The Inca trail is a journey, waymarked with natural and cultural rewards, consisting of mainly paved stone trail and winding throughout the Andean scenery and into the humid cloud forest. Its completion is a well-earned prize for those who follow these ancient paths. Another is the hidden ruins, inaccessible by any other means, which build up to the final destination of Machu Picchu. Your reward is the chance to spend days immersed in this lost world, in traditional Inca and Quechua villages. Here you can experience the sensation of being a true explorer. Due to the nature of the trek you need a few days to acclimatize to the altitude before you begin.
We spend these days on treks where you're not in a hurry to get to your campsite and therefore can pace yourself and enjoy your time spent in each place
Our first day begins with an early morning departure and bus ride from Cusco through the scenic Sacred Valley to the trailhead at Piscacucho, commonly known as Km 82. Here we'll meet our amazing porters and begin the Classic Inca Trail. We'll hike along the Urubamba River beneath the staggering snowcapped Nevada Veronica, passing through cactus gardens, corn fields, and our porter's favorite: a local bar that serves the traditional and slightly alcoholic beverage called chicha, made from fermented corn. After a refreshing glass of chicha, we head up to the Wilkaracay fortress above the ruins of Llactapata and from there to our campsite at Huayllabamba.Lunch and dinner included.
This will be one of our most memorable days of the trek, but you'll have to power through the ultimate Inca Stairmaster challenge in order to arrive at the amazing views. The morning begins with a zigzagging staircase up to Lluluchupata, passing through unique cloud forest vegetation on the way. From Lluluchupata we head out on the heels of the most sought-after woman on the trail. The Sleeping Woman Pass is no joke. Sitting at 13,800 ft./4,215 m above sea level she is also known as Dead Woman's Pass. From here we manage a tricky decent into the beautiful valley of Pacaymayu.Breakfast, lunch, and dinner included.
The beginning of our third day hiking starts with a much-welcomed and gentle climb up to the egg shaped ruins of Runkuraqay, situated halfway to the second pass. From there it's up to the Runkuraqay pass at 13,000 ft./3,963 m where we will experience some of the most stunning mountain scenery of the entire trek. A lovely decent brings us to the ruins of Sayacmarca, a fortress or way station for pilgrims or priests that marks the southern trail into Machu Picchu. Built at a strategic location, Sayacmarca is known for blending a number of different Incan architectural styles. In the afternoon we'll hike along a mountain ridge that begins at the 20,000-foot peak of Salcantay and runs all the way to the town of clouds, Puyupatamarca. As we trek along this ridge we'll have stunning views of the cloud forest.Breakfast, lunch, and dinner included.

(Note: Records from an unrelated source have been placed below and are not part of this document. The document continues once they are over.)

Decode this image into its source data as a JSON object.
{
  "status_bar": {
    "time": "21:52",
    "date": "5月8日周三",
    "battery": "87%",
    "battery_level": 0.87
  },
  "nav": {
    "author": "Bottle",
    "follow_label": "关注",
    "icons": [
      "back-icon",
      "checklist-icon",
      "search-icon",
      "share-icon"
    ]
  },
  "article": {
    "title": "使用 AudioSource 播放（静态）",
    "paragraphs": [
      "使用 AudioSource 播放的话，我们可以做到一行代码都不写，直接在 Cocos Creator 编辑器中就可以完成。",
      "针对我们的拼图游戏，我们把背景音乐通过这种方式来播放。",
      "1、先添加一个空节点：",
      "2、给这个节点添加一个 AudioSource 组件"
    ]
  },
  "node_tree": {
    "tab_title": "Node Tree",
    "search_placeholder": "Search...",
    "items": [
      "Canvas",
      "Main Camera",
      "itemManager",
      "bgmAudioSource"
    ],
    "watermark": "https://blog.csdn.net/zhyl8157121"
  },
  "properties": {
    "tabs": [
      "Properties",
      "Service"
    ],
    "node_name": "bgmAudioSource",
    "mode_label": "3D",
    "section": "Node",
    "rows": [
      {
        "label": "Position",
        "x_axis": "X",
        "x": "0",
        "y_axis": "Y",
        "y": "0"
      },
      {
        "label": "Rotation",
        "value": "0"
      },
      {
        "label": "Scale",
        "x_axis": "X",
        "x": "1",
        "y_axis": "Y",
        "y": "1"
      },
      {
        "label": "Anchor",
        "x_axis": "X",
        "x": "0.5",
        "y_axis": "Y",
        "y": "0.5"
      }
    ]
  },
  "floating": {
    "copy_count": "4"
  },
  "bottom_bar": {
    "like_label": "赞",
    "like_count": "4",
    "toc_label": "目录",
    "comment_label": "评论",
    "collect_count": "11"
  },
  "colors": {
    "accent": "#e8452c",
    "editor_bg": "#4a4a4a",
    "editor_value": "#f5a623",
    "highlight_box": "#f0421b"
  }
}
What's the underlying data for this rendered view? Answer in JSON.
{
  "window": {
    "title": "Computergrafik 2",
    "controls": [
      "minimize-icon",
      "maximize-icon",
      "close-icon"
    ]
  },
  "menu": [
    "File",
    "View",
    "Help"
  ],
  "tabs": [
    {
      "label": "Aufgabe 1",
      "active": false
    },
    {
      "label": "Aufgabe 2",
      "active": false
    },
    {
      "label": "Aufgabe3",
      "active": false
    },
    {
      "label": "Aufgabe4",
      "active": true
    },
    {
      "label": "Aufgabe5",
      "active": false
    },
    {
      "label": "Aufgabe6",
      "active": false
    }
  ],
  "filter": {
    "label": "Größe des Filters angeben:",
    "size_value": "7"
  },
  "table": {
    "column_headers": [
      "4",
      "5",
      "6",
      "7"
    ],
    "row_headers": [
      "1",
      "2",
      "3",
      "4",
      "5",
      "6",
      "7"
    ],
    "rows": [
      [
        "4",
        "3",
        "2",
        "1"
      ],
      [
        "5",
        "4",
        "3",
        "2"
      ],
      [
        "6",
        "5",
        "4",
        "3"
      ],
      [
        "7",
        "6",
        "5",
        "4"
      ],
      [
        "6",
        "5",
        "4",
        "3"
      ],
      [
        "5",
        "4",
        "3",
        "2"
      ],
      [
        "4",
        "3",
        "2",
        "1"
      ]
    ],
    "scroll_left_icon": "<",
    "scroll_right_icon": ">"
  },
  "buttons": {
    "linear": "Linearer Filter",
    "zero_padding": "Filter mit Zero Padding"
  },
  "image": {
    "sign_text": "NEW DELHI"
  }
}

A wild descent through one of the most spiritual sites on the classic Inka trail, the ruins of Puyupatamarca will leave you breathless. Passing through a cloud forest full of orchids, ferns, bromeliads, and colorful birds that cloak white granite cliffs, we'll follow an Incan staircase down to the farming terraces of Intipata. From there it's off to the incredible ruins of Wiñay Wayna and the Sun Gate Pass at 9,000 ft./2,750 m. This is one of the world's most thrilling viewpoints and the only way to take in all of Machu Picchu in its full glory.Breakfast, lunch, and dinner included .
On this day we will take a shuttle bus to the Inca citadel for a guided tour of the site before the day trippers arrive from the city of Cusco. After the tour you'll have free time to explore the ruins. Machu Picchu is the only major Incan site to escape 400 years of looting and destruction by the Spanish conquistadors. To be sure, it is not an ordinary Incan settlement; it sits on a nearly inaccessible location high above the Urubamba gorge and contains exquisite engineering and architecture. Was it a spiritual destination and pilgrimage center located within a sacred geography? Or perhaps a royal retreat for the king, Inka Pachacutec? Or maybe the biggest or the first agricultural research center built by the Incans? Whatever its purpose may have been, you will have a chance to explore every corner of the majestic Machu Picchu.
In the afternoon we'll return by train through the beautiful Urubamba River Valley back to Ollantaytambo (approx. 1 and 1/2 hours). From there we'll continue to Cusco by car (approx. 2 hours).